5006 W Pico Blvd
It seems like every restaurant has added a chicken-and-waffles option to its menu in the last five years, but no one has improved on the Roscoe’s recipe (and trust me, I’ve sampled my share). Recently I invited a friend visiting from Brooklyn to dinner here, and he took a dramatic pause after his first bite of their signature dish. “When you said we should eat here, I thought: How great can chicken and waffles be? But I was wrong, I was so wrong. This is great.” Roscoe’s has a handful of Southern California locations, but my favorite has always been the one on Pico Boulevard featured on Insecure. None of the other locations boast the fantastic pink-neon tube lights running along the wall. Before Instagram filters, this was a guaranteed way to get great lighting for a selfie. You should definitely make this a stop on your tour of LA, but come prepared: Roscoe’s doesn’t do reservations or split checks!
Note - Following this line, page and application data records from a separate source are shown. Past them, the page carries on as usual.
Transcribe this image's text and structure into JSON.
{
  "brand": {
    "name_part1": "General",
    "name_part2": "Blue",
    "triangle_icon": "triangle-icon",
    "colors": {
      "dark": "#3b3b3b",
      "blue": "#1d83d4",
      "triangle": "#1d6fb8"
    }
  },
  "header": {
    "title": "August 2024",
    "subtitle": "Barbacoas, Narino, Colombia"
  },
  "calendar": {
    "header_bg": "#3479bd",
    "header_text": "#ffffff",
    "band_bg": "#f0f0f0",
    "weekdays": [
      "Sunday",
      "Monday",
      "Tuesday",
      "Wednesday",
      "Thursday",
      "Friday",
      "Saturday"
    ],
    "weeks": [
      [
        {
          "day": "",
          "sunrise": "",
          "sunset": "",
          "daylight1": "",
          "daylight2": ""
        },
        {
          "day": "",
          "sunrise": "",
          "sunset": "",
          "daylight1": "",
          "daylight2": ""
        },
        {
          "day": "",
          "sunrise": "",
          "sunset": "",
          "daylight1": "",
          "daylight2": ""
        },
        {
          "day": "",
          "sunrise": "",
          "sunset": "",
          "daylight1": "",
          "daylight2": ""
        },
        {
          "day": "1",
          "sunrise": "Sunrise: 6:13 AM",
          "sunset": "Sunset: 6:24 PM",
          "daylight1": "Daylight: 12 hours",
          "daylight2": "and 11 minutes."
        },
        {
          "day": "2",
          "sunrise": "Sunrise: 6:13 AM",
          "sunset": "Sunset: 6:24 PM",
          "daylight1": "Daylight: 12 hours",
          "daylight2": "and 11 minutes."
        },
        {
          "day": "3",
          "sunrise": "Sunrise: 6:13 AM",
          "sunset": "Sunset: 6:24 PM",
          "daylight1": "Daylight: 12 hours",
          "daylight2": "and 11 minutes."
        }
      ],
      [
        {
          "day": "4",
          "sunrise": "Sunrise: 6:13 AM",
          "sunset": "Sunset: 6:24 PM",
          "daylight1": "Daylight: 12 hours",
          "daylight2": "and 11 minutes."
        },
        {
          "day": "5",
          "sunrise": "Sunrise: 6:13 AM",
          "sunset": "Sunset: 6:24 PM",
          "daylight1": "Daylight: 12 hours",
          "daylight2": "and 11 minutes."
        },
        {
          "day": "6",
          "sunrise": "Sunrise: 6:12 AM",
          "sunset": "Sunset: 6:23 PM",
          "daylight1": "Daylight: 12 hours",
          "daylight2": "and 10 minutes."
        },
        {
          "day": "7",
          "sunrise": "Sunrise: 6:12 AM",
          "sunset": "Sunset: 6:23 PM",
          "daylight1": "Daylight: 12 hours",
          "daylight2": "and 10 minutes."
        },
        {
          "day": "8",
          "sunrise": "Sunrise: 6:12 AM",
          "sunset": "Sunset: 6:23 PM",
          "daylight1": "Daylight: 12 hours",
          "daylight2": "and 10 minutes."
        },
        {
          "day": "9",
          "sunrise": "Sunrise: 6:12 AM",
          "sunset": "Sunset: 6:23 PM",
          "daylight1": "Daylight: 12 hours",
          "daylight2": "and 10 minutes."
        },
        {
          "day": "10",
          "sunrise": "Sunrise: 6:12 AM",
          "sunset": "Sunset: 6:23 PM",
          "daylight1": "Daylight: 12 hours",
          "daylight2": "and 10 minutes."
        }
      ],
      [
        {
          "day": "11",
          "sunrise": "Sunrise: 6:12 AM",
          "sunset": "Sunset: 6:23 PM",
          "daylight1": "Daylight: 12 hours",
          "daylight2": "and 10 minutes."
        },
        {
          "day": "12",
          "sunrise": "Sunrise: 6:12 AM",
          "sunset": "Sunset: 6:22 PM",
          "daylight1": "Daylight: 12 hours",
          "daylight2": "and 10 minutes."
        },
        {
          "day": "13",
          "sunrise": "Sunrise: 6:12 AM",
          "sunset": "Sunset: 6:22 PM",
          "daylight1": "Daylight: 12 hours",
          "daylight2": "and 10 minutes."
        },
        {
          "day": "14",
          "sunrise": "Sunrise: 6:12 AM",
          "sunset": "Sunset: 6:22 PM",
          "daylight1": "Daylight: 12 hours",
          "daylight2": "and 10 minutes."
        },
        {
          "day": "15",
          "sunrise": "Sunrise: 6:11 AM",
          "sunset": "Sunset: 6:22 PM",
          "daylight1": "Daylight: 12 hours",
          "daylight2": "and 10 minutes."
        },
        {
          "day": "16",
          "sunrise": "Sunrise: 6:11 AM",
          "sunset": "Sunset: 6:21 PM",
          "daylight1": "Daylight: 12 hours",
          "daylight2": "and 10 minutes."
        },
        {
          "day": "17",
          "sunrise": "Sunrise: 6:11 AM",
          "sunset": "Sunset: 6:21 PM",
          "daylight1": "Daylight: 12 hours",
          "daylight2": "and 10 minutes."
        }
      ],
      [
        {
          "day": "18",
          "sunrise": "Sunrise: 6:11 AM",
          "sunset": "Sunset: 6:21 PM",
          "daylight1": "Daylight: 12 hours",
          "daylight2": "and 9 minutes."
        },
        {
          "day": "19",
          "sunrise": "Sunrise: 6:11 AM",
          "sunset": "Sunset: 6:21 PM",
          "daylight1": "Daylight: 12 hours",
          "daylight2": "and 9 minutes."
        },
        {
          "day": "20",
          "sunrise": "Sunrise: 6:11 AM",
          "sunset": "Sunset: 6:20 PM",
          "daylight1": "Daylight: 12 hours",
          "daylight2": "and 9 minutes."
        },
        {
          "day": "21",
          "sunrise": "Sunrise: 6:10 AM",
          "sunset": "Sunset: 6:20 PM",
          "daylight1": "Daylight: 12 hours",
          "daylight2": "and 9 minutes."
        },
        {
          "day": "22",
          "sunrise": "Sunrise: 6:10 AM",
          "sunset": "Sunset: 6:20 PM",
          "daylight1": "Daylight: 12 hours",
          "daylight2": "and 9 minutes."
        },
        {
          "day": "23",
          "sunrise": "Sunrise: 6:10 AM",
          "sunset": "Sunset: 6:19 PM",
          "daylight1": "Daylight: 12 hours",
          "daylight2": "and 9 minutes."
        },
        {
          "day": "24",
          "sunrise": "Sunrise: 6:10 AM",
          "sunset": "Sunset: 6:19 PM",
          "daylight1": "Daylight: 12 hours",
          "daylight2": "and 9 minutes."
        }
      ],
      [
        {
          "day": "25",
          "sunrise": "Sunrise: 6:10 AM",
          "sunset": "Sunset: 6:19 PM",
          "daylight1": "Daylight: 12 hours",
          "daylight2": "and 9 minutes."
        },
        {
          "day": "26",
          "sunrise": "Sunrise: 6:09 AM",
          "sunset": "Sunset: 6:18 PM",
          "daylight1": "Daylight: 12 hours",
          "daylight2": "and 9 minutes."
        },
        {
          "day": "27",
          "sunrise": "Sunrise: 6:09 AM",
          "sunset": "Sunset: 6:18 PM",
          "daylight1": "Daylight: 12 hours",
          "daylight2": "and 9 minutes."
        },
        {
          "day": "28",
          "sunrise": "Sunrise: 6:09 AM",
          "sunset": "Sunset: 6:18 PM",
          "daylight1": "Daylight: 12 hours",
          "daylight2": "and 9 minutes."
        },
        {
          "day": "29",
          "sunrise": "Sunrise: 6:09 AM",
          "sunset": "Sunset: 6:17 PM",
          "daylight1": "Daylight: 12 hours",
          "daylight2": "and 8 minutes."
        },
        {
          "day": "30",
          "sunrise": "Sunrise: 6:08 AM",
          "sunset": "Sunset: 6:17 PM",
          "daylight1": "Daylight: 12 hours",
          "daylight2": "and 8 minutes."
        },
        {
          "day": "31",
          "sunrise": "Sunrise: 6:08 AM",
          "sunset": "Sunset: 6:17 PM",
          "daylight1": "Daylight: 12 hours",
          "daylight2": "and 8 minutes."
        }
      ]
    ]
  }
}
Issa and her best friend Molly have a low-key birthday dinner here, and I am embarrassed to admit my mind wandered from their on-screen conversation and I started wondering how they managed to snag a table on such short notice. Merkato Restaurant (1036 S Fairfax Ave) is located in Little Ethiopia, a busy, tiny block that’s just a little south of the Museum District on Wilshire Boulevard. The strip itself seems to pop up out of nowhere: one moment you’re driving past a generic corner with a gas station and a Starbucks, and the next moment you’re in the thick of a bustling, colorful street fair, with restaurants, boutiques, and music stores packed onto a single street. And these places aren’t mere tourist-trap storefronts: I once (briefly) worked as a PA for a celebrity who wanted a rare reggae album by a particular artist—and while it wasn’t online and wasn’t at Amoeba Records, it was in a head shop in Little Ethiopia. Drop by for a meal—or, if Ethiopian food isn’t to your liking, you can get a quick, sweet treat from Hansen’s Cakes (1072 S Fairfax Ave).
1111 S Figueroa St
I’ve worked in some industries where companies doled out perks like the corporate box seats where Molly goes to watch a Kings game and try to network with her white, male bosses. My experience in a corporate box has been similar to Molly’s: hella awkward, and full of bros who are there to talk to each other, not to actually watch the game—and not really talk to me, either. As an introvert and a sports fan, I much prefer to be in the stands (although the bathrooms for boxes are much more convenient). Staples Center isn’t the oldest or grandest arena in the city, but it’s done a great job of honoring the combined sports histories of the teams that play there, and it’s a great place to see the “stars” mingle with the hoi polloi—I mean, as much as possible from their courtside seats, in the name of support for their team. Sports fans should definitely make a night of it! Tickets for Lakers, Clippers, or Kings games can be expensive and hard to come by at the last minute, but admission to a WNBA Sparks game is a solid value starting around $16 (don’t sleep on these women ball players), and it’s a great outing for friends, couples, or families.
For me, one of the most exciting location-spotting moments of Insecure wasn’t an entertainment complex, a mall, or even a restaurant; the biggest thrill of recognition for this Angeleno was seeing the uniquely decorated building that serves as the office space where the We Got Y’all staff works. It’s actually the Fernando Pullum Community Arts Center (3351 W 43rd St), and I’ve even taken a corny selfie in front of the building out of giddy pride. Los Angeles is sprawling enough to contain hundreds of small nods to folks who live here, and part of the joy of watching Insecure is seeing which part of the city it will reveal next.